Onesiphorus buys the story of lack of baptism.
One thousand souls are converted to christianity by magicianship.
But what about the innocent woman at the gate?
Was that aggressive christian angel Mike still tormenting her?
All this time?
22 Next day the woman that was hung in the air said:
"Alas that I am not worthy
to believe like the rest!
I will give all my goods
to the poor and my house
for a monastery of virgins."
Peter heard it
and went out to her
and at his word
she was let down unhurt,
and gave him for the poor
4 litrae of gold and much raiment
and her house for a
monastery of virgins.
Notably Peter does not consider the plight of the woman.
His consideration is triggered by financial greed.
--- As soon as he hears the woman has money, house and goods.
Only then does he worry about the woman held by her hair
at the city gates by the aggressive christian angel Mike.

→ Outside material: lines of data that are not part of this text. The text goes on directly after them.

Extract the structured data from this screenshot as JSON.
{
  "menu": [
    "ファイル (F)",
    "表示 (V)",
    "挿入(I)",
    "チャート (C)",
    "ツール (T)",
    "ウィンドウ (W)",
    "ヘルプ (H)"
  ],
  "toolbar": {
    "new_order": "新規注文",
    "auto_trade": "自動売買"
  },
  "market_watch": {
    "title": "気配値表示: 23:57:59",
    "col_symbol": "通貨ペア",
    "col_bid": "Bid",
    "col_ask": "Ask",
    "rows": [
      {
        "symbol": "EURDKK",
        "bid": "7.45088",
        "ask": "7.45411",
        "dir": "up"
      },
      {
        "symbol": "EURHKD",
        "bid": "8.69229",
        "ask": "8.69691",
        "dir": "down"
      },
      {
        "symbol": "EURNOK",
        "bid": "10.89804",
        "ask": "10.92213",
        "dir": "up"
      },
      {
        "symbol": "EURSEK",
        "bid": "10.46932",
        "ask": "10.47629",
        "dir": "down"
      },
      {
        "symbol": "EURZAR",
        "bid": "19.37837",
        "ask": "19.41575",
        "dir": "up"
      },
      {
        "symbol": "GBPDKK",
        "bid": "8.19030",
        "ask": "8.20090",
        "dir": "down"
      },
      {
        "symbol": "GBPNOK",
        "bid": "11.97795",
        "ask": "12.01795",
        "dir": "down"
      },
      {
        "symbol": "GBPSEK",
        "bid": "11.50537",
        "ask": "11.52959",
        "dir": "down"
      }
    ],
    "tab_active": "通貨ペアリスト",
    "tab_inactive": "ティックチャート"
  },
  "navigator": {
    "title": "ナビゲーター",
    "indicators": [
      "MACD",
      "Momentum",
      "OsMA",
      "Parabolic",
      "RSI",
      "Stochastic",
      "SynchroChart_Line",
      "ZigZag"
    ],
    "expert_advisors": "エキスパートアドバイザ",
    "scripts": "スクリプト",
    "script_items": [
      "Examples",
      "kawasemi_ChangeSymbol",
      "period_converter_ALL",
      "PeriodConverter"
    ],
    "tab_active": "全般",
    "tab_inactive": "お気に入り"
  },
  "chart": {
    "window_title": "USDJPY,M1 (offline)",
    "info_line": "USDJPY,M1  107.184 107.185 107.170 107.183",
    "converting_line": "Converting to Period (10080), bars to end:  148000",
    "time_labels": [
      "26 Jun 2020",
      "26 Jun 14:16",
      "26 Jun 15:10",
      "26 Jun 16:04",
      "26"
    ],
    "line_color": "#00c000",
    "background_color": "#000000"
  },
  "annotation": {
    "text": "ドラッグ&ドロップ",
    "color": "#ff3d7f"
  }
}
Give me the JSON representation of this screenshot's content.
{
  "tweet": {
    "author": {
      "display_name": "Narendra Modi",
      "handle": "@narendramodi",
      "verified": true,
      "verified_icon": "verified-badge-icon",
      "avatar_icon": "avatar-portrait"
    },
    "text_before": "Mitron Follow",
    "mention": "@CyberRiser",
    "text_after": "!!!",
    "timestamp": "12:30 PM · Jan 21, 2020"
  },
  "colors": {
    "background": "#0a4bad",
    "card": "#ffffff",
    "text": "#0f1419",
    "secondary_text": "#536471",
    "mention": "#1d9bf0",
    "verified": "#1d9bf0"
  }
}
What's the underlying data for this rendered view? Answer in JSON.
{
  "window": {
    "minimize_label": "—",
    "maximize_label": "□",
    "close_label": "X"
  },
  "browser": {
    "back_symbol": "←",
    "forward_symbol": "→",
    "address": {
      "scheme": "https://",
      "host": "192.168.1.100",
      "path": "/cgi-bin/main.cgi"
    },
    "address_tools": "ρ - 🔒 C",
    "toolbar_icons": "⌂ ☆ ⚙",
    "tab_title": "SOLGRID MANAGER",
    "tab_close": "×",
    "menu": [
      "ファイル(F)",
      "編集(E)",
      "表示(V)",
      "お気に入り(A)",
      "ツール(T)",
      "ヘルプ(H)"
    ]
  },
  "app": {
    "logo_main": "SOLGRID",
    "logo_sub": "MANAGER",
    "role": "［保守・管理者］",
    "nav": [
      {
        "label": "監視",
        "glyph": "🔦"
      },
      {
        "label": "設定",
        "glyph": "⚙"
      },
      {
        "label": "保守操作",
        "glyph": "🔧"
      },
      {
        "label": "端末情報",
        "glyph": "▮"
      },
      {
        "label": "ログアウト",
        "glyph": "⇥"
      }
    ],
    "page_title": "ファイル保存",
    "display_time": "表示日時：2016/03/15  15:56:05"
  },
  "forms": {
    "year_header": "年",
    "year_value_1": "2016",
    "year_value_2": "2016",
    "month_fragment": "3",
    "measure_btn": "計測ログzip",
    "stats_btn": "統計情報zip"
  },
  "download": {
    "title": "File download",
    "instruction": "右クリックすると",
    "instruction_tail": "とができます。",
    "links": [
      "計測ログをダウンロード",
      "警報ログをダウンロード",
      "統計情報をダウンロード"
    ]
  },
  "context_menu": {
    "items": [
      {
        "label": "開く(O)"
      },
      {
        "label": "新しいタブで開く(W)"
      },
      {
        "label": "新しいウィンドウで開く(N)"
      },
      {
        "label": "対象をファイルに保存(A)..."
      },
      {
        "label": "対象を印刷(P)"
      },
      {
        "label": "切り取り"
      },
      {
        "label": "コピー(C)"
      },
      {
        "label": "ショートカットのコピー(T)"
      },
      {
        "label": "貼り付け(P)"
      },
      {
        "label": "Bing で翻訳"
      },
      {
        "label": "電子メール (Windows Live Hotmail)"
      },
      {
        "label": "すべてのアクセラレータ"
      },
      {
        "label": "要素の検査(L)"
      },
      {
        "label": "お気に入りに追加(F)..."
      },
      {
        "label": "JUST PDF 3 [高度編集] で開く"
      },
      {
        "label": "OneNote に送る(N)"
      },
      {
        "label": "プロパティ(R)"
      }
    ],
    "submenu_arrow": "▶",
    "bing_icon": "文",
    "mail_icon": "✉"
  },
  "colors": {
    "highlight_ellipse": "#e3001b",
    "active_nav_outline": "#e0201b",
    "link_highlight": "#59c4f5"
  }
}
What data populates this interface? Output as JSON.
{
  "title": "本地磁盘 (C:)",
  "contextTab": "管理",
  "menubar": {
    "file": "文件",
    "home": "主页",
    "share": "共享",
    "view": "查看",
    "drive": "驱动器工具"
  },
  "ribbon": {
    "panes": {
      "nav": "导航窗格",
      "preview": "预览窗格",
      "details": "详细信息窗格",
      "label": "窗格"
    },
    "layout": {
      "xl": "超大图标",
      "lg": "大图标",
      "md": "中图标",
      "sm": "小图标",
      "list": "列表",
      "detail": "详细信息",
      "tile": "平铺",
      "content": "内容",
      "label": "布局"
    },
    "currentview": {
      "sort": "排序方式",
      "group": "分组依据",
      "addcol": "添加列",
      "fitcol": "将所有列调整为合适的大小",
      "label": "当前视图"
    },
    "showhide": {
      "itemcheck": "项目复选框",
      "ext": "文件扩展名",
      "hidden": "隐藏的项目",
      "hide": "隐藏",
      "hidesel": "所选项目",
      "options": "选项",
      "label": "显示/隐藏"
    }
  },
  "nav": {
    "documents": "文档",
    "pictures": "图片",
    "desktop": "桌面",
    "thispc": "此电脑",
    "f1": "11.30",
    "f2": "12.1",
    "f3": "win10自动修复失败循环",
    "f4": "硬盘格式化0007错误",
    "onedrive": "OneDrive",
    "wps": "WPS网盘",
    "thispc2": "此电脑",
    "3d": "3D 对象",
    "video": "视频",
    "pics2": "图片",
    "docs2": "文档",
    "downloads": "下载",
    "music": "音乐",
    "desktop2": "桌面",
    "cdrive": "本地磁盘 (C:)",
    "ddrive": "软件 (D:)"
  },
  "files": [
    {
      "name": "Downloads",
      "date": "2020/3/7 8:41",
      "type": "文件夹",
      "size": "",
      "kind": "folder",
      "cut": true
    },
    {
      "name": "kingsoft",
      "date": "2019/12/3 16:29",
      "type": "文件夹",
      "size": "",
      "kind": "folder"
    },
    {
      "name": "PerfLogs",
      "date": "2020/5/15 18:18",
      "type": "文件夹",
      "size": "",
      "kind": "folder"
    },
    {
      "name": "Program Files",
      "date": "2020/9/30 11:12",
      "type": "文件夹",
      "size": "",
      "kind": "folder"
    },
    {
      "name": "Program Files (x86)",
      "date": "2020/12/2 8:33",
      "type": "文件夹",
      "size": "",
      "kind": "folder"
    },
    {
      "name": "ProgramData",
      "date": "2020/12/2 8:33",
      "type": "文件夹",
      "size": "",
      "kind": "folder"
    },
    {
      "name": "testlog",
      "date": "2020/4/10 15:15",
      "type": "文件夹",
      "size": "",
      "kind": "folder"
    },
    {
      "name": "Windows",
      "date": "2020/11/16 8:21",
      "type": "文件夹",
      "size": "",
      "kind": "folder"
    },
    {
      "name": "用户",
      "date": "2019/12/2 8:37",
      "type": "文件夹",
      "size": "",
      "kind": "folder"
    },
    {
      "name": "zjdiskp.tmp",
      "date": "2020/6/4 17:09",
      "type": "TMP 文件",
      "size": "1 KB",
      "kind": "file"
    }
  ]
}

Who are this bunch of sick christian men?
Why are they driven by the need for material possessions?
Why do they have no regard for innocent and helpless women?
Why did they treat the woman at the gates this way?
Why did they forget he torment (at their hands)?
Why did they forget, until money was mentioned?
23 And the apostles
consecrated a church
and ordained clergy
and committed the people
The apostles and their aggressive angel: magicians.
Inept, superstitious, fearful, unbalanced, aggressive, psychotic.
Commanding magical acts in the name of Jesus and Pontius Pilate.
Attuned to the acquisition of money and possessions
by the aggressive unthinking coersion of innocent women.
A new christian church is consecrated to the narrative.
And so the new christian god attracts converts
by the acts of aggression and magic of the apostles.